LISTED RECORDS:
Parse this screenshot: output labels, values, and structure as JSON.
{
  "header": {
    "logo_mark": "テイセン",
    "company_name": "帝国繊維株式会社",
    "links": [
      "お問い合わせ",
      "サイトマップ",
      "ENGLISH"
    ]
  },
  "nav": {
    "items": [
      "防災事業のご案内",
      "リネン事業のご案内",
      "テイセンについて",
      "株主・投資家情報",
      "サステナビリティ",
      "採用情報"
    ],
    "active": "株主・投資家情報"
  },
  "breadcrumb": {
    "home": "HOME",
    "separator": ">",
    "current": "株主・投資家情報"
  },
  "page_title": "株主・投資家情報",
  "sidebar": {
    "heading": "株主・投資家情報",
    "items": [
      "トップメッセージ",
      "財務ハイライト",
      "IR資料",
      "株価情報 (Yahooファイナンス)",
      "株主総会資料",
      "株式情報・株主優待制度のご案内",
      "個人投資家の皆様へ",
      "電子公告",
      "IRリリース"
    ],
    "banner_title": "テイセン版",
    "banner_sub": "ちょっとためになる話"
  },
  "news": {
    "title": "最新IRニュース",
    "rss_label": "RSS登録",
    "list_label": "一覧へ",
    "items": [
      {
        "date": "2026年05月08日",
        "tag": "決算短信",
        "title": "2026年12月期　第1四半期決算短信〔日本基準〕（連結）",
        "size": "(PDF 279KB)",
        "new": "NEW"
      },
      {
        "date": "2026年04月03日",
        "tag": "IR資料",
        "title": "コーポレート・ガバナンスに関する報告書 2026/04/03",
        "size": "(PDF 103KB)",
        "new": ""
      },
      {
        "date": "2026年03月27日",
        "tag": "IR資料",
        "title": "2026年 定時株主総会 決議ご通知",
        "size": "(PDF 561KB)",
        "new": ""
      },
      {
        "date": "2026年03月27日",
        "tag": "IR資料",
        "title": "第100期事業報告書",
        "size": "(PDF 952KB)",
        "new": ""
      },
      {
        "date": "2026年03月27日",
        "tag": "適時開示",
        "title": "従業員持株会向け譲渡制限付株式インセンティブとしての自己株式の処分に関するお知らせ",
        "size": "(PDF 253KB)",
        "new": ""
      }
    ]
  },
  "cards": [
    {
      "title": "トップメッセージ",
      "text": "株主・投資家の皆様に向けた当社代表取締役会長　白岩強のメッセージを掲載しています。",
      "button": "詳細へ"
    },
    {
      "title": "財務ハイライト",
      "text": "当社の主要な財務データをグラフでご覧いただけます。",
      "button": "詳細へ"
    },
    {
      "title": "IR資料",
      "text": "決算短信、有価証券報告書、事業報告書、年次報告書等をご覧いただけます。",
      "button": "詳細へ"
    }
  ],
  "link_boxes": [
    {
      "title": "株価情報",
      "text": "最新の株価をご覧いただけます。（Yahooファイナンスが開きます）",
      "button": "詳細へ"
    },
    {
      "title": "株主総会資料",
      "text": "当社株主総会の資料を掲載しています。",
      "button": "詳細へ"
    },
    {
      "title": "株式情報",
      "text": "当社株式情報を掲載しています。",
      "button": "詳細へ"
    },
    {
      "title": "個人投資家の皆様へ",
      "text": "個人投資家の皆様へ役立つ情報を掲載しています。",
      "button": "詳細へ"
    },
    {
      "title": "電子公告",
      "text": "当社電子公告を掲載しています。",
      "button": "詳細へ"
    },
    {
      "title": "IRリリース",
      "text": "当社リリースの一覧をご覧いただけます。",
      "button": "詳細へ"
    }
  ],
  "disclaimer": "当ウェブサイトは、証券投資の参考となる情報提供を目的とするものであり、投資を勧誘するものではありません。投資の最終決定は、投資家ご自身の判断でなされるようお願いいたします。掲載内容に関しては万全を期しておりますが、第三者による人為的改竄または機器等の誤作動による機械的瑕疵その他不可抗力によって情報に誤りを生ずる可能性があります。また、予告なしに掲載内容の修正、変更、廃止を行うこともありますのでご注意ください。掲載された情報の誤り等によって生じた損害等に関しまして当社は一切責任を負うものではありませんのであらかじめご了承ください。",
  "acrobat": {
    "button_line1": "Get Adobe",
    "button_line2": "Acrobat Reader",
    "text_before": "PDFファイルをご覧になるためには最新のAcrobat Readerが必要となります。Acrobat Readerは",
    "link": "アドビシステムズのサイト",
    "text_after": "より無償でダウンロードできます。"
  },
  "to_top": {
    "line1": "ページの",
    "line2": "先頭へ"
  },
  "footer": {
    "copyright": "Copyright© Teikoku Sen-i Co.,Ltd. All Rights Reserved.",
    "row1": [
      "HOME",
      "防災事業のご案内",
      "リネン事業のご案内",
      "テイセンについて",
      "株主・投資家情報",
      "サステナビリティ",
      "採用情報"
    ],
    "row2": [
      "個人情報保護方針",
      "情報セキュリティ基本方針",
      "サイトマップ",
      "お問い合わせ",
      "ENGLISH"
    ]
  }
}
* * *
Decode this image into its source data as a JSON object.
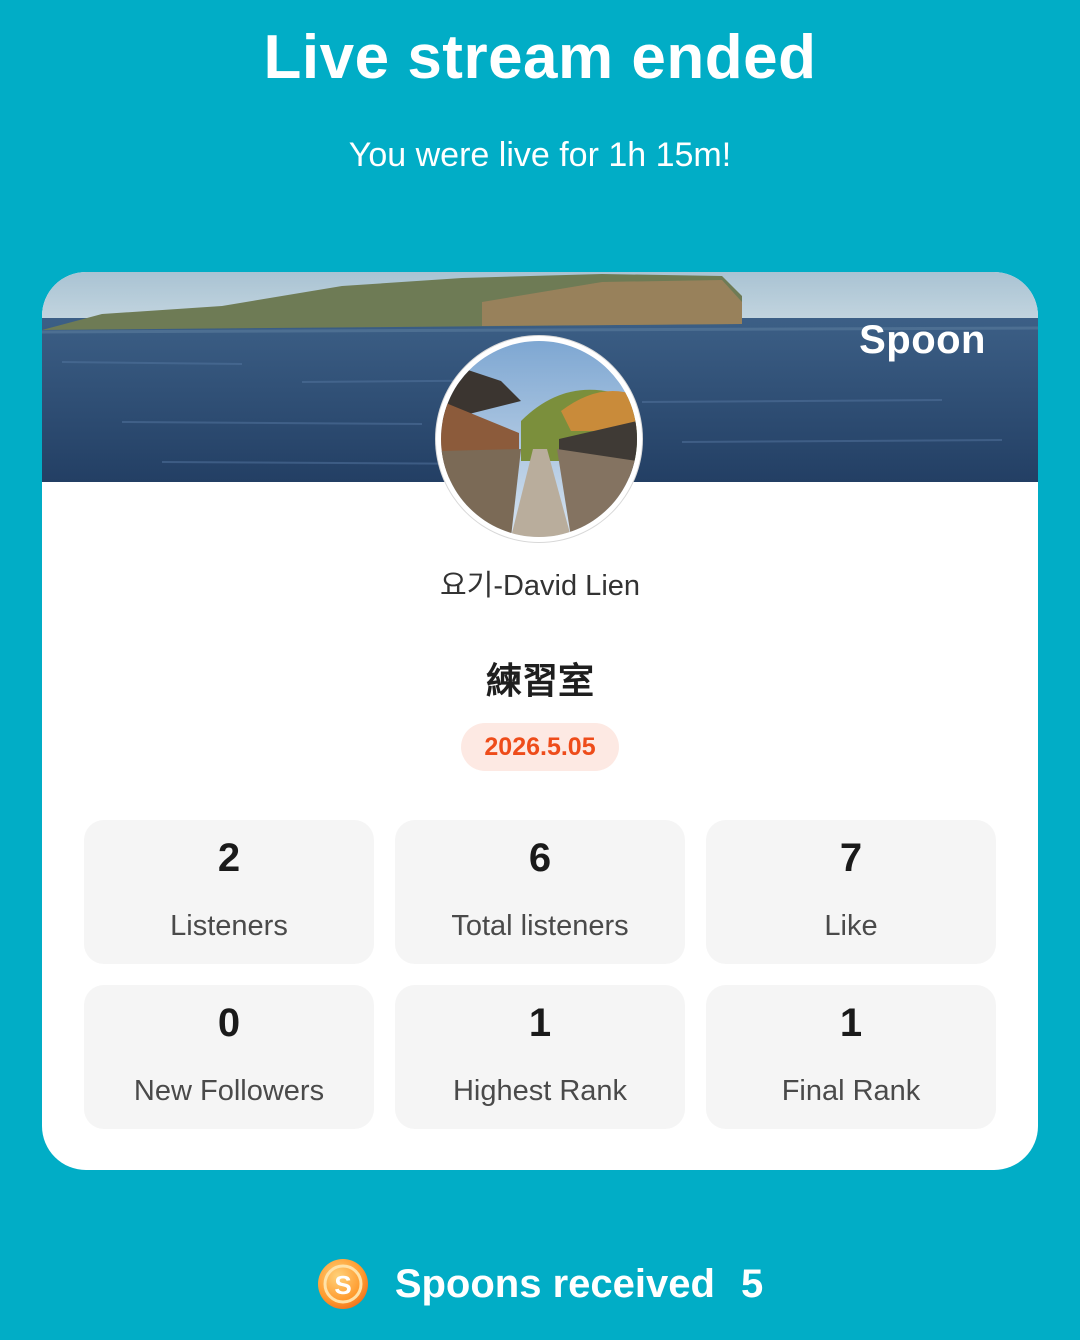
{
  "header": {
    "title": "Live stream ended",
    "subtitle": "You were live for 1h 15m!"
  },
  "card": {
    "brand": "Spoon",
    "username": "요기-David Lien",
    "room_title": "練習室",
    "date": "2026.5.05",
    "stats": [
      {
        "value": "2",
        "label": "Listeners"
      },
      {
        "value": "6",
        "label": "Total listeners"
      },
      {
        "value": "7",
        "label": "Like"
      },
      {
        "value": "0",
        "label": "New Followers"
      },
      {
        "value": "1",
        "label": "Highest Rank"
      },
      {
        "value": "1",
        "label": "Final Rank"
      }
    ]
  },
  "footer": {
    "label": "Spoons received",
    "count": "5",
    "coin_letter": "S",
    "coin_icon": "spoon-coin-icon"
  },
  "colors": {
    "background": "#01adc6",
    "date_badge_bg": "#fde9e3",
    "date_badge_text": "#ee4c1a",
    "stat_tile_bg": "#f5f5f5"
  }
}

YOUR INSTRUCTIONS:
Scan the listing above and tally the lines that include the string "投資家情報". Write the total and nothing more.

ANSWER SECTION:
6